## Records for the exercise
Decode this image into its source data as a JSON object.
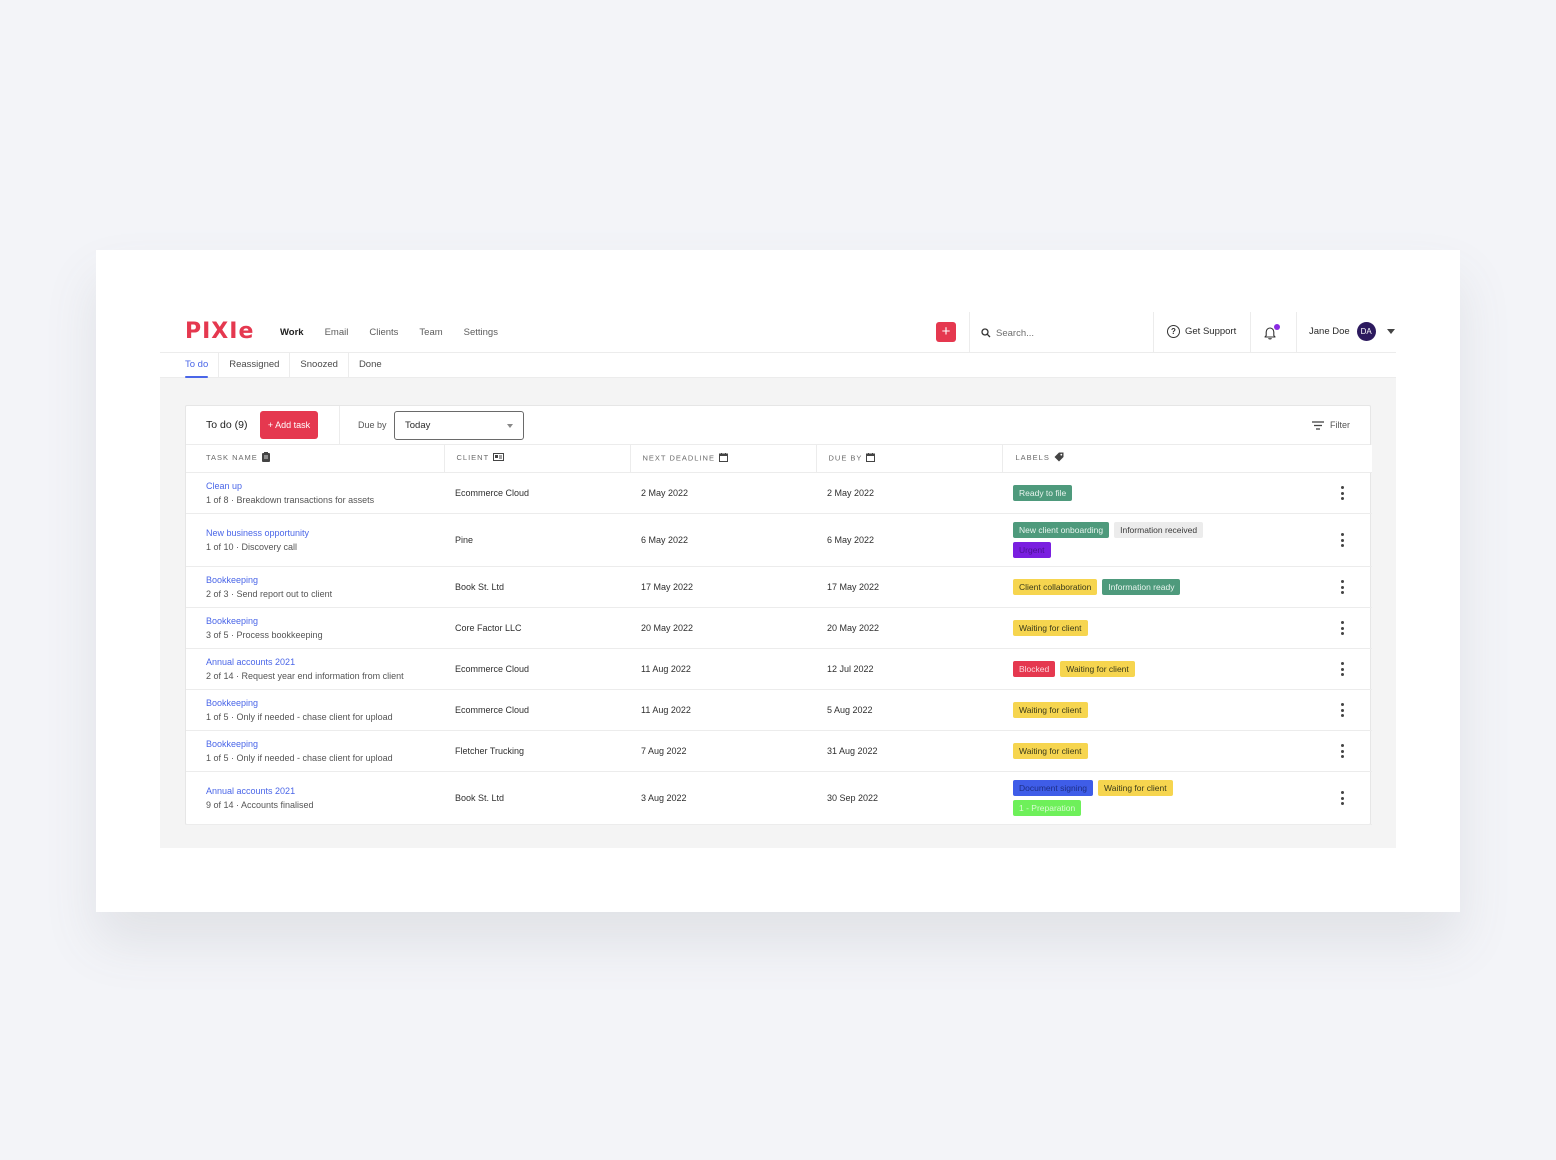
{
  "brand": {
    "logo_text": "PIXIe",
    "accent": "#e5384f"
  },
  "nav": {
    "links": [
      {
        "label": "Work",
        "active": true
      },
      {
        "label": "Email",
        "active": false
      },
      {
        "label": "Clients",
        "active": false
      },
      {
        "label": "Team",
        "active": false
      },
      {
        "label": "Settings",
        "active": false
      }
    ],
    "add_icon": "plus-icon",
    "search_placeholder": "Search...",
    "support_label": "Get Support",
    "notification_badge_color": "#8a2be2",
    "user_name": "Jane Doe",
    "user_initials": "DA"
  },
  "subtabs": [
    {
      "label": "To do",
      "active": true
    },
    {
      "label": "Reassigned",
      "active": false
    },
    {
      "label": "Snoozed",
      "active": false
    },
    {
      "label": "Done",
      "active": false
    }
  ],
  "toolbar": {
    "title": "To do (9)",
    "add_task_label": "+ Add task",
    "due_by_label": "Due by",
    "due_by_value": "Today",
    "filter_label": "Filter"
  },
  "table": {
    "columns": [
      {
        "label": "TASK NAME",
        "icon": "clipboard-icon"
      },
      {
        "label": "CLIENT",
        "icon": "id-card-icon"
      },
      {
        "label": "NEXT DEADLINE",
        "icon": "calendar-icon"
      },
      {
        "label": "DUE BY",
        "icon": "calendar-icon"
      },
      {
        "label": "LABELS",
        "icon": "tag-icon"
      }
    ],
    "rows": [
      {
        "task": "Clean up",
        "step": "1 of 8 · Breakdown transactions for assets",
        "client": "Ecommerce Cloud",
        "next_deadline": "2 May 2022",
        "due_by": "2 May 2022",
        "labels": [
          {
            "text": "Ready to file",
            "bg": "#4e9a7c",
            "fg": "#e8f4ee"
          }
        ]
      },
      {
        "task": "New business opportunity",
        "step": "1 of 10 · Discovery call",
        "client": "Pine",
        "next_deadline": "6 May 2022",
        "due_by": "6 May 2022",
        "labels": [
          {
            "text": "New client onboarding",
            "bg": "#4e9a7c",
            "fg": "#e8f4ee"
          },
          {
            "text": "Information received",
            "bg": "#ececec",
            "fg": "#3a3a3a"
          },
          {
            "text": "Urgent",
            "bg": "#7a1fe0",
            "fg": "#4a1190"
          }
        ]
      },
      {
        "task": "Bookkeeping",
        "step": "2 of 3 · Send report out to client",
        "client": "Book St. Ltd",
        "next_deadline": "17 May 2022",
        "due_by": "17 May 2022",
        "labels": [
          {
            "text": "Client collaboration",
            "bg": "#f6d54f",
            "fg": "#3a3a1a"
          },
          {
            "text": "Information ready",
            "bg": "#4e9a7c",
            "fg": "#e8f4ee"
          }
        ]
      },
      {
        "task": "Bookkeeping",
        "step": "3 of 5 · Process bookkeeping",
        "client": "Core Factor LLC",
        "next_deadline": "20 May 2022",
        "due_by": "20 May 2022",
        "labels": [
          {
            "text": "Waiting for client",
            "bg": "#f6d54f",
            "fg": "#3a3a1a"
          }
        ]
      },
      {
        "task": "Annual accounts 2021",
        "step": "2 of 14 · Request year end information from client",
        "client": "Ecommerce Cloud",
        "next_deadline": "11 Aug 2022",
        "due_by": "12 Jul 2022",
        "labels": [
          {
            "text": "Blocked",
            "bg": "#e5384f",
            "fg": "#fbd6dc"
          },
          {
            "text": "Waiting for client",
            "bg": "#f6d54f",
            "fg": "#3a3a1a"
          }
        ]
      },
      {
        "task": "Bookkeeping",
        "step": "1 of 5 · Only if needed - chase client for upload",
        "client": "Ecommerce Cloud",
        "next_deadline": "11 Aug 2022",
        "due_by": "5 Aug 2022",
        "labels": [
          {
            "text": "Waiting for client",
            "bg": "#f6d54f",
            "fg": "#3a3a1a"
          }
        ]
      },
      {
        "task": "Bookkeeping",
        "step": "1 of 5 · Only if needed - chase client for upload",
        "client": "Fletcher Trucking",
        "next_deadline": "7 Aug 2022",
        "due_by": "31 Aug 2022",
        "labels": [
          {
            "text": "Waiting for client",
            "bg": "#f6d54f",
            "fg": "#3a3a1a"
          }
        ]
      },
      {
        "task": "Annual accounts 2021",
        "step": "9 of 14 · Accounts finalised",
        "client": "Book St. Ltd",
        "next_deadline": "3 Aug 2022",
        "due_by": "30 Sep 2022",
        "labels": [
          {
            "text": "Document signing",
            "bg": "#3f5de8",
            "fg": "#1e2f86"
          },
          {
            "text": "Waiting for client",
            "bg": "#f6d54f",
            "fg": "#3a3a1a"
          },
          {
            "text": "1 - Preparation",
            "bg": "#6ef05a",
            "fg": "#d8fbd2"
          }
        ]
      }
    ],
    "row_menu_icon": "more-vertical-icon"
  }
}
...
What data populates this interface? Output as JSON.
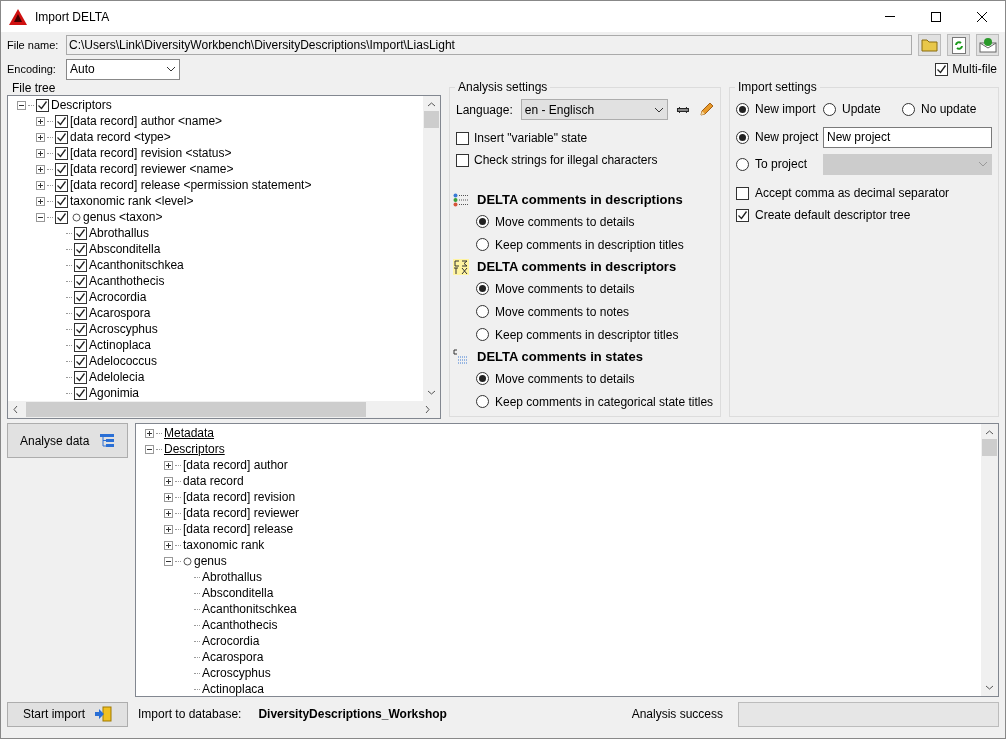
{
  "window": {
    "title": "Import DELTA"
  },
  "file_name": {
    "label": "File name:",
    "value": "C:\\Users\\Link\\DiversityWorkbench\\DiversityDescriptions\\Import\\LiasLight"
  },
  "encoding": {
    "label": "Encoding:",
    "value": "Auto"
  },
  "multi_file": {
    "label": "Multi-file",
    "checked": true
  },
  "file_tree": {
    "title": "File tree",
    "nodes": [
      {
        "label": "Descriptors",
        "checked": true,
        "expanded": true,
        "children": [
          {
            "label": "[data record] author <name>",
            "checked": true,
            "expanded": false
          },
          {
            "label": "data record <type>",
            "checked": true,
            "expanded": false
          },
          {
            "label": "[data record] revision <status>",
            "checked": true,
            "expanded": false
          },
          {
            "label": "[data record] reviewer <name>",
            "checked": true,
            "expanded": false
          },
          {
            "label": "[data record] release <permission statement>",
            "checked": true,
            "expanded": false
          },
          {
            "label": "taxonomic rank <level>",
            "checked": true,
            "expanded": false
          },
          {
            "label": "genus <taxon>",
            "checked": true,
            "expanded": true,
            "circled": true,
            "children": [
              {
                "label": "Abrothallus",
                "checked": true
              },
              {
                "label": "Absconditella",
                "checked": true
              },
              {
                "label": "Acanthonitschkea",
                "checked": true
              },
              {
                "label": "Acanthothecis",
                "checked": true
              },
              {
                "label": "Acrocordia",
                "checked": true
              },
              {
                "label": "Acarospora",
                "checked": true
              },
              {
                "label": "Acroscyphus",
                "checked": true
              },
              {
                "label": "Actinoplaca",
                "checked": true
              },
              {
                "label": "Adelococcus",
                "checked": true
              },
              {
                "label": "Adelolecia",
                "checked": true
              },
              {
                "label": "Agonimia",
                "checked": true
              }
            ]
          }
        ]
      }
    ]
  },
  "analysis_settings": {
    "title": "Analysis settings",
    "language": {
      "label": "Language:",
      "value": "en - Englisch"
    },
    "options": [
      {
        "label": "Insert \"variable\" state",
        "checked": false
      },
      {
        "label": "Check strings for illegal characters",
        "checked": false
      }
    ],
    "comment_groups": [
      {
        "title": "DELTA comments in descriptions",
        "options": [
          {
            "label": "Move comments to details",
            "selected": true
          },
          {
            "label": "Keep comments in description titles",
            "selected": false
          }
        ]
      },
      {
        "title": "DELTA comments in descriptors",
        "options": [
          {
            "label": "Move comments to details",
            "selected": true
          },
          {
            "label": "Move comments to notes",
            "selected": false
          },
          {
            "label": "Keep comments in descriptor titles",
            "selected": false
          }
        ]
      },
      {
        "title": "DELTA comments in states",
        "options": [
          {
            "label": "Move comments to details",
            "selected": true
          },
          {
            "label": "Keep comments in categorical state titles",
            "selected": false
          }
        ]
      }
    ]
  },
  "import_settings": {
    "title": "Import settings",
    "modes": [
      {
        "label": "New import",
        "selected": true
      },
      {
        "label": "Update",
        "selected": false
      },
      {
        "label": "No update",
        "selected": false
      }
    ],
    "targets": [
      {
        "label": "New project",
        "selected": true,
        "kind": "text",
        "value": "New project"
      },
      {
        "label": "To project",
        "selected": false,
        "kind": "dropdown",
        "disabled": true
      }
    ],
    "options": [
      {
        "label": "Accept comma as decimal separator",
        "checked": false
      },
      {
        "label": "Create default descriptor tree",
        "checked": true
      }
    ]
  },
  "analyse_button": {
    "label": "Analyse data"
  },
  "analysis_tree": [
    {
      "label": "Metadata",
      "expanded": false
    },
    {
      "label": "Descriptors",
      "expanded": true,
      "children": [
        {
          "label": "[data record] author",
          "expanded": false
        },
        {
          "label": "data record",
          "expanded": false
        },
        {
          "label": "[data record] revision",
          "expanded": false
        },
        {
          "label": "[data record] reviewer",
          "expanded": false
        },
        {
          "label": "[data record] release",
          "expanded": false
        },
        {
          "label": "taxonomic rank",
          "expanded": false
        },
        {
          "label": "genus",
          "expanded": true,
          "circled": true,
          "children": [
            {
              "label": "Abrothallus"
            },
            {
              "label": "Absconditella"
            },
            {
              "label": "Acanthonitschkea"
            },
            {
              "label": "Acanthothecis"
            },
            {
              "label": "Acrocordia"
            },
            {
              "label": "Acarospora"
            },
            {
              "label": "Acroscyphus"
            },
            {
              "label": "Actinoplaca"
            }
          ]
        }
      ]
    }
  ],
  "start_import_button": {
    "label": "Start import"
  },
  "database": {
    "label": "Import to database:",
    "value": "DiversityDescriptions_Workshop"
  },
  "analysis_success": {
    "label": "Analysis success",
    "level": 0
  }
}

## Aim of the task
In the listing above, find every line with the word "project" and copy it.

## Completed task
        "label": "New project",
        "value": "New project"
        "label": "To project",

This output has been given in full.